The “Coolidge tube” (1913) revolutionized radiology


Dr. Coolidge explains his process for producing ductile tungsten to the famed inventor and GE founder, Thomas Edison

The second International Day of Radiology this year holds much relevance for GE Healthcare. GE’s advances in CT technology through to its innovation in ultrasound equipment has gone down in history as moments that have redefined patient care in modern times and has made the organization into the global giant that we see today.

Now a publication charts the numerous milestones achieved in GE Healthcare’s first 115-year history. The book, Envision – A History of the GE Healthcare Business, captures the story of its growth from the founding of Victor Electric Company in 1893 through to the present day.

The evolution of GE Healthcare has drawn parallels with the evolution of the offerings radiology have contributed to the imaging industry. The discovery of X-Rays by Wilhelm Conrad Roentgen in 1895 prompted the company to develop and eventually patent its “Coolidge” hot cathode, high vacuum x-ray tube in 1913.

This development firmly established GE as an early leader in the production and sale of x-ray tubes. In the 1930s, through a series of mergers, the General Electric X-Ray Corporation emerged as both the X-Ray industry leader and a leading producer of a wide range of such electro-medical products as air pumps, stereoscopes, centrifuges, bone surgery engines, cautery apparatus, lamps, eye magnets, thermal treatment devices, and many others.
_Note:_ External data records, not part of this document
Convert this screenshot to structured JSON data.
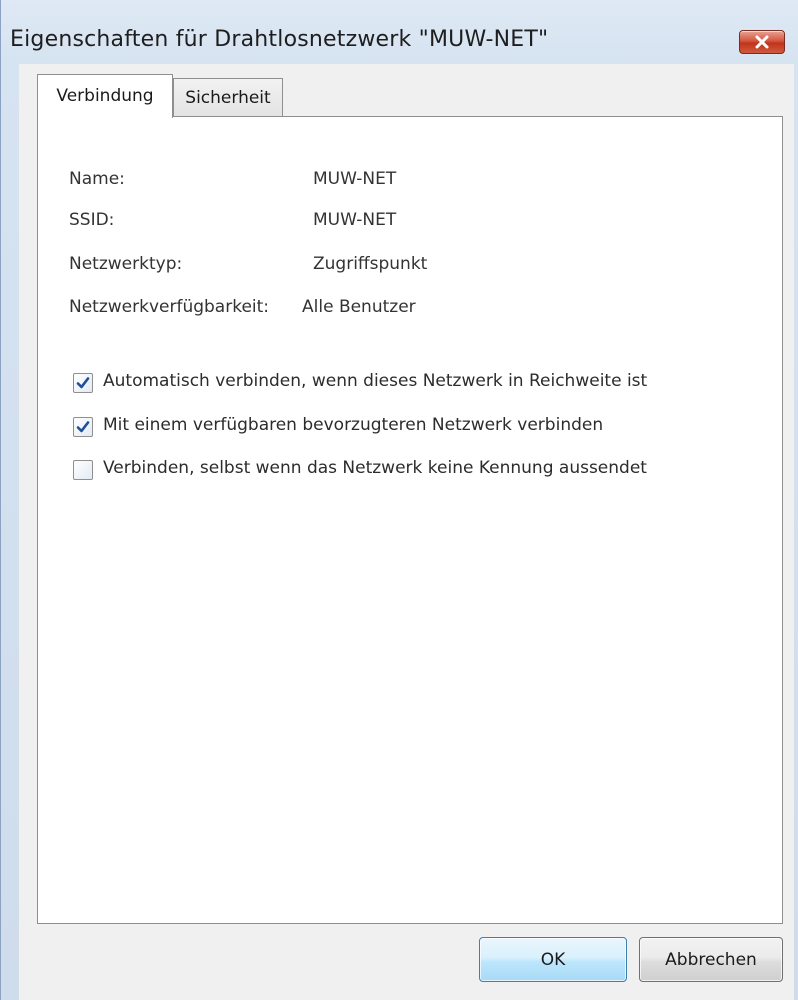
{
  "window": {
    "title": "Eigenschaften für Drahtlosnetzwerk \"MUW-NET\"",
    "close_icon": "close-icon"
  },
  "tabs": [
    {
      "label": "Verbindung",
      "active": true
    },
    {
      "label": "Sicherheit",
      "active": false
    }
  ],
  "properties": [
    {
      "label": "Name:",
      "value": "MUW-NET"
    },
    {
      "label": "SSID:",
      "value": "MUW-NET"
    },
    {
      "label": "Netzwerktyp:",
      "value": "Zugriffspunkt"
    },
    {
      "label": "Netzwerkverfügbarkeit:",
      "value": "Alle Benutzer"
    }
  ],
  "options": [
    {
      "label": "Automatisch verbinden, wenn dieses Netzwerk in Reichweite ist",
      "checked": true
    },
    {
      "label": "Mit einem verfügbaren bevorzugteren Netzwerk verbinden",
      "checked": true
    },
    {
      "label": "Verbinden, selbst wenn das Netzwerk keine Kennung aussendet",
      "checked": false
    }
  ],
  "buttons": {
    "ok": "OK",
    "cancel": "Abbrechen"
  },
  "colors": {
    "checkmark": "#1e4f9c",
    "close_button": "#c0341d",
    "ok_button_border": "#3c7fb1"
  }
}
It was the 1970s that set off the real boom period in diagnostic imaging, led by the 1972 introduction of CTAT (Computerized Trans Axial Tomography), a technology innovated by EMI of england and introduced at that year's Radiological Society of North America (RSNA) meeting in Chicago.

In response, GE developed a "rotate-only" CT technology which is proved on a mammography scanner testbed at the Mayo Clinic. It's first clinical CT product — the CT/T 7800 — was introduced at the 1975 RSNA meeting to critical and market acclaim. "Third generation" CT had become a practical reality.

Many of the landmark achievements of the late 1970s are further detailed in the book such as 1976’s installation of the prototype CT/T 7800 body scanner at University of California–San Francisco Medical Center. This development effort launched an era of even closer collaboration between GE and academic medicine.

It was just ten years later that GE's 1.5T Signa MR system received pre-market approval (PMA), beginning the company's rapid ascent to worldwide leadership in this new technology as well.

“Common across the imaginative inventors and business leaders throughout the years was the capacity to 'envision,'” states the book’s foreword.

“Today, these dedicated GE people are envisioning ways to reduce healthcare costs and improve quality while increasing access with lower cost products.”

The book brings the company’s evolution up to date and into the 21st century with detailed, insider accounts of how GE computed tomography, magnetic resonance, and ultrasound formed the backbone of advanced diagnostic imaging of today and how GE became the first to bring to market digital mammography in 1999 in Europe and 2000 in the US. Of special interest is a detailed look at how GE's healthcare business achieved impressive growth through a series of joint ventures, mergers, and acquisitions literally around the globe.


Envision – An Industry Reimagined

Originally conceived in late 2007 by the book’s authors, former GE executive, Leon Janssen, and consultant, Gene Medford, discuss many of the businesses and acquisitions that eventually became part of the GE Healthcare family.

The book uniquely assembles the narrative around the eras of each of the CEOs. The early CEOs are grouped into two eras called the “The Early Years” and the “Middle Years.” Beginning with Jim “Walt” Nelson, each CEO’s era is treated individually and has benefitted from the personal engagements of subsequent CEOs in creating the story of their eras.

To aid in this journey, over 1000 individuals, representing every era of this history and area of the organization, provide their unique insights into the history and activities of GE Healthcare and its predecessor organizations.

Approximately 400 illustrations are included that recall both major and minor events, products, places, and personalities.

The book ‘Envision – A History of the GE Healthcare Business,’ is available to order here.



800kV x-ray therapy unit at Chicago’s Mercy Hospital Institute of Radiation Therapy. Dr. Coolidge is at lower left in light suit